(The problem): Look through the records below, and whenever a line contains "București", copy it.

(Working data):
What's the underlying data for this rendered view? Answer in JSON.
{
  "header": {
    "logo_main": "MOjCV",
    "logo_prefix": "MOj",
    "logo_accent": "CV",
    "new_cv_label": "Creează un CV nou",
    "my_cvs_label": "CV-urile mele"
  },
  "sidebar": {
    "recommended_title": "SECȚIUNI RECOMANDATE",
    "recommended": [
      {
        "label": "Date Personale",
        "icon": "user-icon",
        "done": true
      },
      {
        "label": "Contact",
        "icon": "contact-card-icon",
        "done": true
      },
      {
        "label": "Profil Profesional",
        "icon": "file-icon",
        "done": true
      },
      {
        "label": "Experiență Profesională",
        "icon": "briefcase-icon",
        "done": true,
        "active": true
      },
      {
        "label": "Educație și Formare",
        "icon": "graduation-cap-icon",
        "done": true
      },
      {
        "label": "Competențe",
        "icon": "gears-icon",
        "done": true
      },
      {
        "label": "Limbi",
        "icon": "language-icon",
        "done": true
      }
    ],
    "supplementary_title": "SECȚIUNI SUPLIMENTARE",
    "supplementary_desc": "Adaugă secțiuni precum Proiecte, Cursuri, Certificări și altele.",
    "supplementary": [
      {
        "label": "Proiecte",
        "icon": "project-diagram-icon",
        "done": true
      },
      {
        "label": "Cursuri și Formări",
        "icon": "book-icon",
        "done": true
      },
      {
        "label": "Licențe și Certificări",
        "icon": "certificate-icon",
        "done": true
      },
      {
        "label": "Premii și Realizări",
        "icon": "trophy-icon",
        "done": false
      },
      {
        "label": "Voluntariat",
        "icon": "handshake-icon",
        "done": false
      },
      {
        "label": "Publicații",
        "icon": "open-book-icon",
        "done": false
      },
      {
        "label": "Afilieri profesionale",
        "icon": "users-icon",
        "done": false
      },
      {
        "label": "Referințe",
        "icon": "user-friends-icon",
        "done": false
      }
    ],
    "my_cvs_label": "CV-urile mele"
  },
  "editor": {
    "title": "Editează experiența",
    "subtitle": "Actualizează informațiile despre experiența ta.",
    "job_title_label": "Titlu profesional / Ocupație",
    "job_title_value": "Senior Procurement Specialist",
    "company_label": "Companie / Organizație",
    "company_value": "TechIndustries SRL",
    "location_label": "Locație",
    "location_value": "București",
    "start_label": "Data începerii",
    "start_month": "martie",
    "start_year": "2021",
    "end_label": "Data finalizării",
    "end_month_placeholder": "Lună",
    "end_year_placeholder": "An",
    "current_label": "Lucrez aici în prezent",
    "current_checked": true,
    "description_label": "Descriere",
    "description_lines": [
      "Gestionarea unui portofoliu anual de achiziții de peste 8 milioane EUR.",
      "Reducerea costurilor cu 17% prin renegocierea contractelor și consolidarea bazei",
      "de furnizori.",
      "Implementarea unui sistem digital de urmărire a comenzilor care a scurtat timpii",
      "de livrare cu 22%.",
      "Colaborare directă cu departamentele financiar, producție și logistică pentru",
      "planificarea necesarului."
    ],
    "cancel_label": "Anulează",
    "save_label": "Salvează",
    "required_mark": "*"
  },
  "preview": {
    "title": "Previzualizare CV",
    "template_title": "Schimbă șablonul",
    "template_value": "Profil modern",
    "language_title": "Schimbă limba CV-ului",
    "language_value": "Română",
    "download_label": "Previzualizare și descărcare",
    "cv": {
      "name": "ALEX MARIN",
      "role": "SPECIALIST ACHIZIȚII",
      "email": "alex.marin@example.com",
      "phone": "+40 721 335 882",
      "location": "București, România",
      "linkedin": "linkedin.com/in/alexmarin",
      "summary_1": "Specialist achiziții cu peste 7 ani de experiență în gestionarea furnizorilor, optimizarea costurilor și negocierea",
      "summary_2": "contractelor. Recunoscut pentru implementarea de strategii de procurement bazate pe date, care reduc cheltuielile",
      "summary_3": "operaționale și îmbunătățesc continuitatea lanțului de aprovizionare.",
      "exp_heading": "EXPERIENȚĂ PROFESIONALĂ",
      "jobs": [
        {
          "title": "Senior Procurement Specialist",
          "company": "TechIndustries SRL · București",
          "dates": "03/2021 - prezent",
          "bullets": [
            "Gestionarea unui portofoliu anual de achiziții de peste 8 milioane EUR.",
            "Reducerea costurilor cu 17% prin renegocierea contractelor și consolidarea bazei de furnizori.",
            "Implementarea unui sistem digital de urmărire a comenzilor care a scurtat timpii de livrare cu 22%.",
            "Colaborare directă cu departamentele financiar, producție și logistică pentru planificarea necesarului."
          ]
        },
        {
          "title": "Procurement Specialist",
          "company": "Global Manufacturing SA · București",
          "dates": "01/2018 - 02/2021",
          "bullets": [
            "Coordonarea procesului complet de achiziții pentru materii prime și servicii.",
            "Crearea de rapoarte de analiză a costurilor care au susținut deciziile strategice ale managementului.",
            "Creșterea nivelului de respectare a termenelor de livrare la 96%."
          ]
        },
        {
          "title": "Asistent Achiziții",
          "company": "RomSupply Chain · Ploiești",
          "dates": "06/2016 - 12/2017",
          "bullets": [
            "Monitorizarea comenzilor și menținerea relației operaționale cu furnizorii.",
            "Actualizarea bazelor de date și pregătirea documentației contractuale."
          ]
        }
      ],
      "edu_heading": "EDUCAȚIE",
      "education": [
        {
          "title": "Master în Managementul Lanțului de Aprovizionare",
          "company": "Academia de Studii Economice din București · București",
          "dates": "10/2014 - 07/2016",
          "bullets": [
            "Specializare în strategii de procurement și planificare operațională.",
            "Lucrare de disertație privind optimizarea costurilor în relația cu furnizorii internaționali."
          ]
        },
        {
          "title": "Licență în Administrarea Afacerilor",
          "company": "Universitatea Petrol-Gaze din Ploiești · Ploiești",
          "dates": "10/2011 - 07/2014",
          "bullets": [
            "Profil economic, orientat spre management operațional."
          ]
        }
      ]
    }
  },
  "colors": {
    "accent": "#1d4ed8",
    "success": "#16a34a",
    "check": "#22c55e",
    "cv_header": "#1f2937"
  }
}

(Answer box):
    "location_value": "București",
      "location": "București, România",
          "company": "TechIndustries SRL · București",
          "company": "Global Manufacturing SA · București",
          "company": "Academia de Studii Economice din București · București",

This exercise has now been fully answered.